theme: america Among the speakers: Tone on Almhjell orill To ori Brekke Pedro Carmona-Alvarez Jennif niffer Clement

Stavanger International Festival of Literature and Freedom of Speech

Teju Cole Vanessa an nessa Difffenb enbaugh Leif Enger Patrick Flanery Kjartan Fløgstad Jón Gnarr Frode Grytten Alma Guillermoprieto Levi Henriksen Edvard Hoem Karl Ove Knausgård Britt Karin Larsen Patricia Lockwood Ben Marcus Julie Otsuka Larry Siems Sissel sel T Tolaa olaas Linn Ullmann Juan n Gabriel Vá Vásquez Josef ef Y Yohannes ohannes

Festival hotel: / +47 51 86 70 00 ival pass: Tickets on sale now!
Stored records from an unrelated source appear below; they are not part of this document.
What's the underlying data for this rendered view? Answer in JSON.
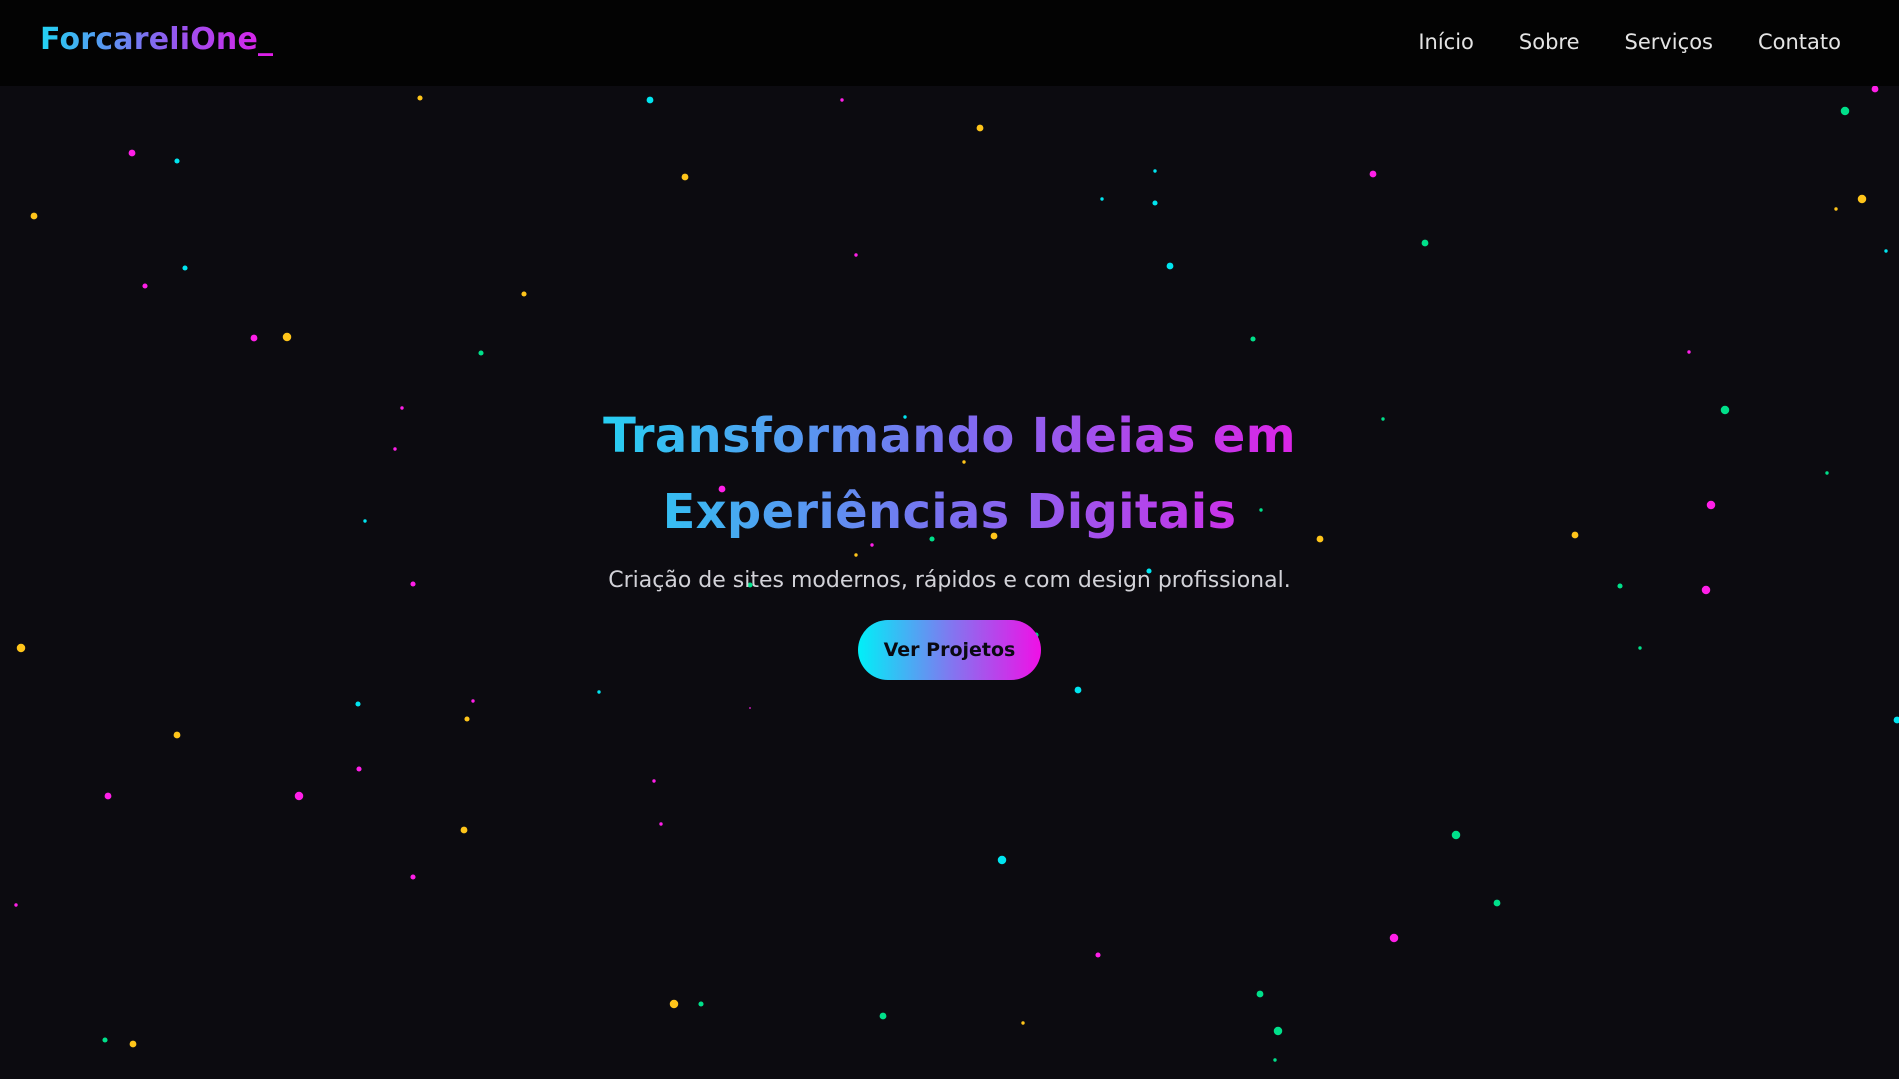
{
  "navbar": {
    "logo": "ForcareliOne_",
    "links": [
      {
        "label": "Início"
      },
      {
        "label": "Sobre"
      },
      {
        "label": "Serviços"
      },
      {
        "label": "Contato"
      }
    ]
  },
  "hero": {
    "title": "Transformando Ideias em Experiências Digitais",
    "subtitle": "Criação de sites modernos, rápidos e com design profissional.",
    "cta_label": "Ver Projetos"
  },
  "theme": {
    "background": "#0c0b10",
    "navbar_background": "#030303",
    "particle_colors": [
      "#00e5f0",
      "#ff1fe8",
      "#ffc51a",
      "#00e08a"
    ]
  }
}
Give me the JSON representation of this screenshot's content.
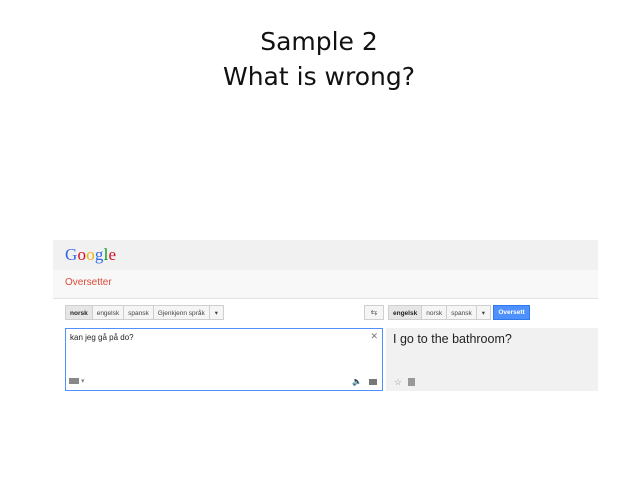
{
  "slide": {
    "title_line1": "Sample 2",
    "title_line2": "What is wrong?"
  },
  "app": {
    "logo_letters": [
      "G",
      "o",
      "o",
      "g",
      "l",
      "e"
    ],
    "logo_colors": [
      "#3369e8",
      "#d50f25",
      "#eeb211",
      "#3369e8",
      "#009925",
      "#d50f25"
    ],
    "subtitle": "Oversetter"
  },
  "source": {
    "languages": [
      "norsk",
      "engelsk",
      "spansk",
      "Gjenkjenn språk"
    ],
    "selected": "norsk",
    "dropdown_glyph": "▾",
    "text": "kan jeg gå på do?",
    "clear_glyph": "✕"
  },
  "target": {
    "languages": [
      "engelsk",
      "norsk",
      "spansk"
    ],
    "selected": "engelsk",
    "dropdown_glyph": "▾",
    "translate_label": "Oversett",
    "text": "I go to the bathroom?"
  },
  "icons": {
    "swap": "swap-languages-icon",
    "keyboard": "keyboard-icon",
    "listen": "speaker-icon",
    "comment": "comment-icon",
    "star": "star-icon",
    "document": "document-icon"
  },
  "colors": {
    "accent_blue": "#4d90fe",
    "subtitle_red": "#dd4b39"
  }
}
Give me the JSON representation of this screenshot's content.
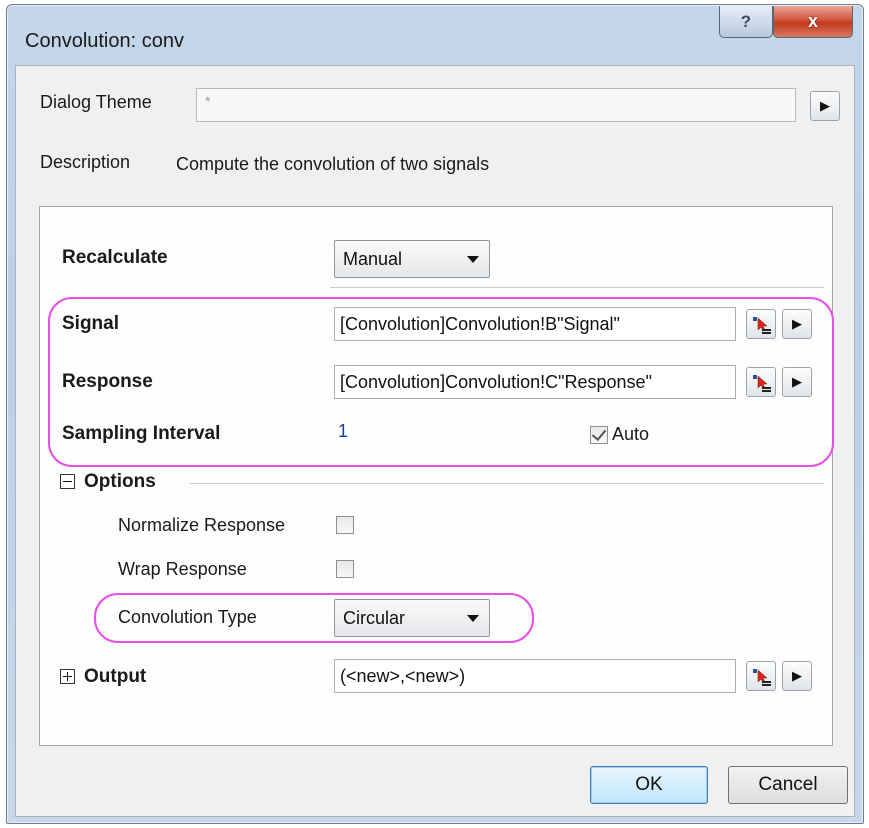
{
  "window": {
    "title": "Convolution: conv",
    "help_label": "?",
    "close_label": "x"
  },
  "theme": {
    "label": "Dialog Theme",
    "value": "*"
  },
  "description": {
    "label": "Description",
    "text": "Compute the convolution of two signals"
  },
  "recalculate": {
    "label": "Recalculate",
    "selected": "Manual"
  },
  "signal": {
    "label": "Signal",
    "value": "[Convolution]Convolution!B\"Signal\""
  },
  "response": {
    "label": "Response",
    "value": "[Convolution]Convolution!C\"Response\""
  },
  "sampling": {
    "label": "Sampling Interval",
    "value": "1",
    "auto_label": "Auto",
    "auto_checked": true
  },
  "options": {
    "label": "Options",
    "expanded": true,
    "normalize_label": "Normalize Response",
    "normalize_checked": false,
    "wrap_label": "Wrap Response",
    "wrap_checked": false,
    "conv_type_label": "Convolution Type",
    "conv_type_selected": "Circular"
  },
  "output": {
    "label": "Output",
    "expanded": false,
    "value": "(<new>,<new>)"
  },
  "buttons": {
    "ok": "OK",
    "cancel": "Cancel"
  },
  "colors": {
    "highlight": "#e84ee6",
    "sampling_value": "#1f3fa0"
  },
  "icons": [
    "help-icon",
    "close-icon",
    "arrow-right-icon",
    "select-range-icon",
    "dropdown-arrow-icon",
    "checkmark-icon",
    "collapse-icon",
    "expand-icon"
  ]
}
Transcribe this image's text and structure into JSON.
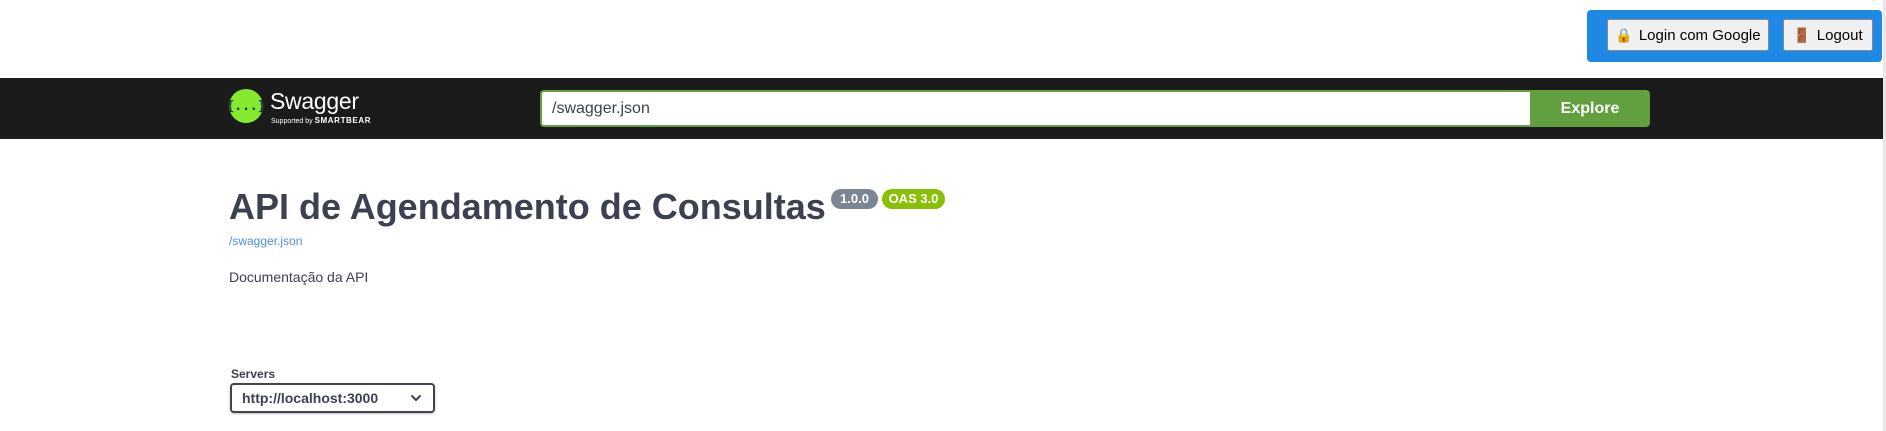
{
  "auth": {
    "login_label": "Login com Google",
    "login_icon": "lock-icon",
    "logout_label": "Logout",
    "logout_icon": "door-icon",
    "panel_color": "#1e88e5"
  },
  "topbar": {
    "logo_text": "Swagger",
    "logo_supported_by": "Supported by",
    "logo_company": "SMARTBEAR",
    "logo_glyph": "{...}",
    "url_value": "/swagger.json",
    "explore_label": "Explore",
    "background_color": "#1b1b1b",
    "accent_color": "#62a03f"
  },
  "info": {
    "title": "API de Agendamento de Consultas",
    "version_badge": "1.0.0",
    "oas_badge": "OAS 3.0",
    "spec_link": "/swagger.json",
    "description": "Documentação da API"
  },
  "servers": {
    "label": "Servers",
    "selected": "http://localhost:3000"
  }
}
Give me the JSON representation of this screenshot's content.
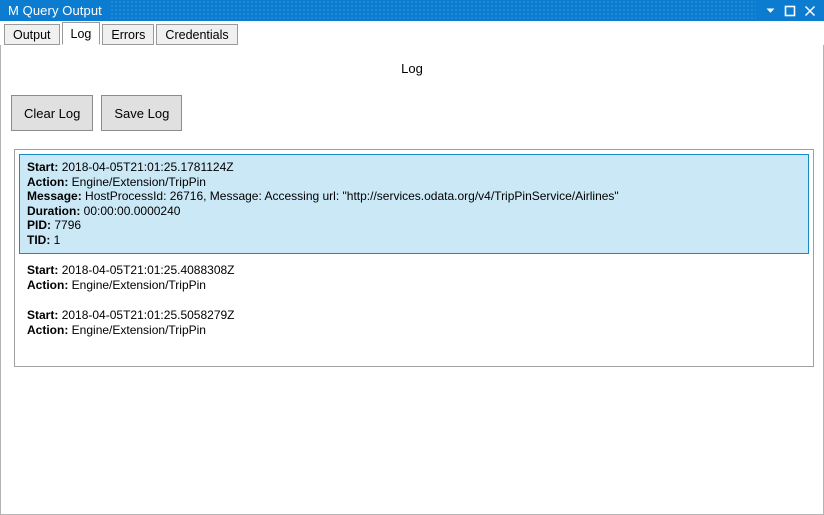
{
  "window": {
    "title": "M Query Output",
    "controls": [
      {
        "name": "minimize-button",
        "icon": "chevron-down-icon",
        "label": "Minimize"
      },
      {
        "name": "maximize-button",
        "icon": "square-icon",
        "label": "Maximize"
      },
      {
        "name": "close-button",
        "icon": "close-icon",
        "label": "Close"
      }
    ]
  },
  "tabs": [
    {
      "label": "Output",
      "active": false
    },
    {
      "label": "Log",
      "active": true
    },
    {
      "label": "Errors",
      "active": false
    },
    {
      "label": "Credentials",
      "active": false
    }
  ],
  "heading": "Log",
  "buttons": {
    "clear_log": "Clear Log",
    "save_log": "Save Log"
  },
  "labels": {
    "start": "Start:",
    "action": "Action:",
    "message": "Message:",
    "duration": "Duration:",
    "pid": "PID:",
    "tid": "TID:"
  },
  "log_entries": [
    {
      "selected": true,
      "start": "2018-04-05T21:01:25.1781124Z",
      "action": "Engine/Extension/TripPin",
      "message": "HostProcessId: 26716, Message: Accessing url: \"http://services.odata.org/v4/TripPinService/Airlines\"",
      "duration": "00:00:00.0000240",
      "pid": "7796",
      "tid": "1"
    },
    {
      "selected": false,
      "start": "2018-04-05T21:01:25.4088308Z",
      "action": "Engine/Extension/TripPin"
    },
    {
      "selected": false,
      "start": "2018-04-05T21:01:25.5058279Z",
      "action": "Engine/Extension/TripPin"
    }
  ],
  "colors": {
    "titlebar": "#0c7cd0",
    "selection_fill": "#cbe8f6",
    "selection_border": "#1a8ac6",
    "button_face": "#e0e0e0"
  }
}
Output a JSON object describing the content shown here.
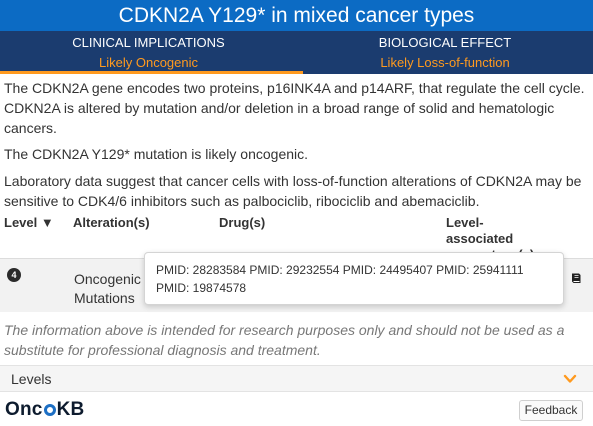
{
  "header": {
    "title": "CDKN2A Y129* in mixed cancer types"
  },
  "tabs": [
    {
      "title": "CLINICAL IMPLICATIONS",
      "value": "Likely Oncogenic",
      "active": true
    },
    {
      "title": "BIOLOGICAL EFFECT",
      "value": "Likely Loss-of-function",
      "active": false
    }
  ],
  "description": {
    "gene": "The CDKN2A gene encodes two proteins, p16INK4A and p14ARF, that regulate the cell cycle. CDKN2A is altered by mutation and/or deletion in a broad range of solid and hematologic cancers.",
    "mutation": "The CDKN2A Y129* mutation is likely oncogenic.",
    "lab": "Laboratory data suggest that cancer cells with loss-of-function alterations of CDKN2A may be sensitive to CDK4/6 inhibitors such as palbociclib, ribociclib and abemaciclib."
  },
  "table": {
    "headers": {
      "level": "Level ▼",
      "alteration": "Alteration(s)",
      "drug": "Drug(s)",
      "level_associated": "Level-associated cancer type(s)"
    },
    "rows": [
      {
        "level": "4",
        "alteration": "Oncogenic Mutations"
      }
    ]
  },
  "tooltip": {
    "text": "PMID: 28283584 PMID: 29232554 PMID: 24495407 PMID: 25941111 PMID: 19874578"
  },
  "disclaimer": "The information above is intended for research purposes only and should not be used as a substitute for professional diagnosis and treatment.",
  "levels": {
    "label": "Levels"
  },
  "footer": {
    "logo_prefix": "Onc",
    "logo_suffix": "KB",
    "feedback_label": "Feedback"
  },
  "colors": {
    "title_bg": "#0c6bc4",
    "tabs_bg": "#1b3c6f",
    "accent": "#ff9a1f"
  },
  "icons": {
    "row_action": "book-icon",
    "levels_toggle": "chevron-down-icon",
    "level_badge": "level-4-badge"
  }
}
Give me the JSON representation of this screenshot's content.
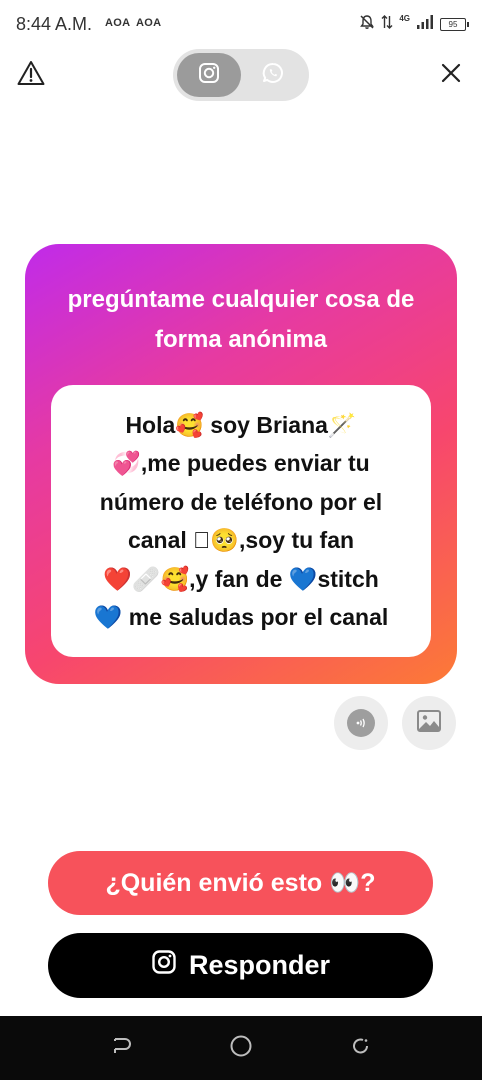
{
  "status_bar": {
    "time": "8:44 A.M.",
    "carrier_1": "AOA",
    "carrier_2": "AOA",
    "network": "4G",
    "battery": "95",
    "icons": [
      "mute-bell-icon",
      "data-arrows-icon",
      "signal-icon",
      "battery-icon"
    ]
  },
  "top_bar": {
    "icons": [
      "warning-icon",
      "instagram-icon",
      "whatsapp-icon",
      "close-icon"
    ],
    "selected_platform": "instagram"
  },
  "card": {
    "title": "pregúntame cualquier cosa de forma anónima",
    "message": "Hola🥰 soy Briana🪄\n💞,me puedes enviar tu\nnúmero de teléfono por el\ncanal 🏻🥺,soy tu fan\n❤️🩹🥰,y fan de 💙stitch\n💙 me saludas por el canal",
    "colors": {
      "gradient_start": "#c02bea",
      "gradient_mid": "#f7466e",
      "gradient_end": "#fc7a36"
    }
  },
  "actions": {
    "icons": [
      "audio-icon",
      "image-icon"
    ]
  },
  "buttons": {
    "who_sent": "¿Quién envió esto 👀?",
    "reply": "Responder",
    "who_sent_color": "#f7525b",
    "reply_color": "#000000"
  },
  "nav_bar": {
    "icons": [
      "back-icon",
      "home-icon",
      "recent-apps-icon"
    ]
  }
}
Festiv krr 1400/ kr 900 kr 9 Samarbeidspartner: